Consolidating the gains, liberating our imaginations and investing in the journey and transition ahead of us, to build better public services for the 21st century.
Welcome, good morning and thanks for choosing to spend your Monday with us. Welcome to Transitions, I’m your host Dominic Campbell.
Hopefully, by now you’ve done the school drop off, made yourself a nice cup of tea and are ready to settle down and hear from some of the best in the business to bring some inspiration to the start of your week.
As you can see we’ve been busy during lockdown moving into the TV business. Welcome to the FutureGov studio — where today I get to live the dream of all fellow geographers and pretend to be a weatherman for the day.
Before I start I wanted to say thank you. So many of you on the line right now has been fundamental to getting the country through its toughest year for a century. We have some hard months ahead still, but as we can now start to see the light at the end of the tunnel, this morning feels the right time to pause, come together and take some time out to think.
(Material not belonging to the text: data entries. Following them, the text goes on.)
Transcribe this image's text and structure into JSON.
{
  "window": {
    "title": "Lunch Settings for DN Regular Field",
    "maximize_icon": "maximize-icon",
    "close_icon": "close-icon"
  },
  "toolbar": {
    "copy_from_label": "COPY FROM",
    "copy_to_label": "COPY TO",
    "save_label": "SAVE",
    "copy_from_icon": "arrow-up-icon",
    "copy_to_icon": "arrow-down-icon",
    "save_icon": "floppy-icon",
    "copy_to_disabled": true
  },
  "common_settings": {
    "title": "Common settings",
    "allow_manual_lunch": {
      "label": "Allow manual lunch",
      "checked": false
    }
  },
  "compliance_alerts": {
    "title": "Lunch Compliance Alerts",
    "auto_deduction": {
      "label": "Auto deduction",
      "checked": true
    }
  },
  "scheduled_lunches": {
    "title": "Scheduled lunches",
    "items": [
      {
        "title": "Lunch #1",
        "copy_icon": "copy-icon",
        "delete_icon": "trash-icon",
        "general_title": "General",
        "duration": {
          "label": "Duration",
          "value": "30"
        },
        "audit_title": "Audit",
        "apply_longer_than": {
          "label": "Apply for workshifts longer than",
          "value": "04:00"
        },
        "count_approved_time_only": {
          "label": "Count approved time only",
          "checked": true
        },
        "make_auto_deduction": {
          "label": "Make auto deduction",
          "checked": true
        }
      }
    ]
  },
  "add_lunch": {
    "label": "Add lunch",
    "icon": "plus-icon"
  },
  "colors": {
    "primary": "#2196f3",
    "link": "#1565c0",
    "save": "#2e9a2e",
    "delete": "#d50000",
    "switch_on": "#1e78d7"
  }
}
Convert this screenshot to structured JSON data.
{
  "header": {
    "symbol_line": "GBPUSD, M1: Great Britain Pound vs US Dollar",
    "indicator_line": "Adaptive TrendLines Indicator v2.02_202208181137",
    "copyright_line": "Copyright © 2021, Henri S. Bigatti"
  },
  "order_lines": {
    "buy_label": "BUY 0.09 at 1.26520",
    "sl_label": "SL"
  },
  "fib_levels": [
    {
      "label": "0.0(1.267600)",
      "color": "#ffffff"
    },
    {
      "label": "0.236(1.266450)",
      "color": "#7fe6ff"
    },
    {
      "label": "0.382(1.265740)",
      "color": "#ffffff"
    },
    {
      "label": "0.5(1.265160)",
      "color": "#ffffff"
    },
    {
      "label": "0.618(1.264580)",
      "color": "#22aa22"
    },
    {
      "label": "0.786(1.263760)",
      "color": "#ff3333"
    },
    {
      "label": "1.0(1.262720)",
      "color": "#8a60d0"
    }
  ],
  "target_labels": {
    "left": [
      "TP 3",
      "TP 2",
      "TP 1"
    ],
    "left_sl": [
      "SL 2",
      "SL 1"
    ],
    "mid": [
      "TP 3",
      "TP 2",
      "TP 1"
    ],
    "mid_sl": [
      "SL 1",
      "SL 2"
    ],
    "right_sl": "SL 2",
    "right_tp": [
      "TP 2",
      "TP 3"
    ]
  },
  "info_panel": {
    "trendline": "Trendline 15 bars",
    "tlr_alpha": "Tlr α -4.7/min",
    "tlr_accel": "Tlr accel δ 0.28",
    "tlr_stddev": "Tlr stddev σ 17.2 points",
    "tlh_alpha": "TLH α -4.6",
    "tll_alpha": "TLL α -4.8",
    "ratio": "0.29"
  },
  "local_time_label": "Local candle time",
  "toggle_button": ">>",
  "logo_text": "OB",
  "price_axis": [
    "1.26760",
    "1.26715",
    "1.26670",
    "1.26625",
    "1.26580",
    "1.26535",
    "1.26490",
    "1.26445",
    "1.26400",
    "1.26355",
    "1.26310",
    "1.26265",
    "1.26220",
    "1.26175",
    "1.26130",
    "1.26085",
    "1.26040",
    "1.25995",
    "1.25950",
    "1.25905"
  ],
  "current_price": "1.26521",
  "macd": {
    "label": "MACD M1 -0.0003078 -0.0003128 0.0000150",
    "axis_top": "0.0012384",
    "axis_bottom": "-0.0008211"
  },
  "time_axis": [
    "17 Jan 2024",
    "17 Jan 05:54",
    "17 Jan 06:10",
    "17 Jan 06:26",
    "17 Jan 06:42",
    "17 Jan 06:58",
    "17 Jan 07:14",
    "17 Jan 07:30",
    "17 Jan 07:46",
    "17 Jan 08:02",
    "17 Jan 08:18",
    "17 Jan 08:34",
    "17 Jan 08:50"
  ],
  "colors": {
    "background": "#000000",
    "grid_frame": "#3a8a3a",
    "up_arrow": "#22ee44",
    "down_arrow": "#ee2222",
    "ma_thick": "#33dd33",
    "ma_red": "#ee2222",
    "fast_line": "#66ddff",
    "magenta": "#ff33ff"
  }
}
Today’s event is themed around transitions, to give us an opportunity to reflect in this time of major change. You’ll hear from people who have lessons for us all about organisational change, societal change, stories about managing change as individuals and as teams, supporting communities and places as they face up to a range of challenges and opportunities.
I’ll introduce my fellow speakers as we get into this morning’s show, performance, conference — whatever we want to call it. Don’t forget you will also get a chance to meet more informally over the first two Fridays in December where we’ll be holding the follow-up breakout sessions covering everything from climate change to community action, organisational redesign to the future of health and social care.
Before I pass on to my fellow speakers, I wanted to frame today’s event with some initial thoughts.
For those of you who don’t know us, we’re an organisation passionately committed to the rather untrendy idea that strong modern public institutions remain a force for good in our communities. Now more than ever.
Yes, communities have acted fast. They’ve acted in hours and days to help respond to the crisis, but alongside them have been strong local public institutions acting in days and weeks to help take us forward, supported again by central government to scale the level of response we’ve all needed. For us, this is what makes great public services. This brilliant partnership between communities and the organisations around them.
That’s why earlier this year we launched our mission around organising for change. It’s no longer enough for us to just think ‘what makes the best public service institution’. Those institutions still need to change and change fundamentally. In many ways, more this year than in the last twenty years. But alongside that, we need them to stand strong with communities; for the two to weave together and learn from one another in order to get the best from all of our strengths in local areas and national government.
For us, today is about managing transitions. We’re in this period of change. Obviously, there is a lot to learn from this year, and many of you out there are consolidating those gains, which is fantastic.
Whether it’s starting to talk to your GP on video calls, whether it’s implementing Microsoft 365 and being able to attend events like this where many of you wouldn’t have been able to before. That’s a fantastic move forward. But alongside that, many of you are starting to dream and open up your imaginations around how the world might look beyond this current pandemic. Again, really important work and I applaud many of you who are starting to prompt really important questions as we transition into the future.
But importantly for us as well, there’s this period of change over the next one year, five years, ten years. How do we help ourselves, our leaders, our communities and our organisations think about the world ahead of us? How do we build capacity and capability into our work in order to be much more resilient, responsive and effective as we need to respond to similar challenges like climate change going forward?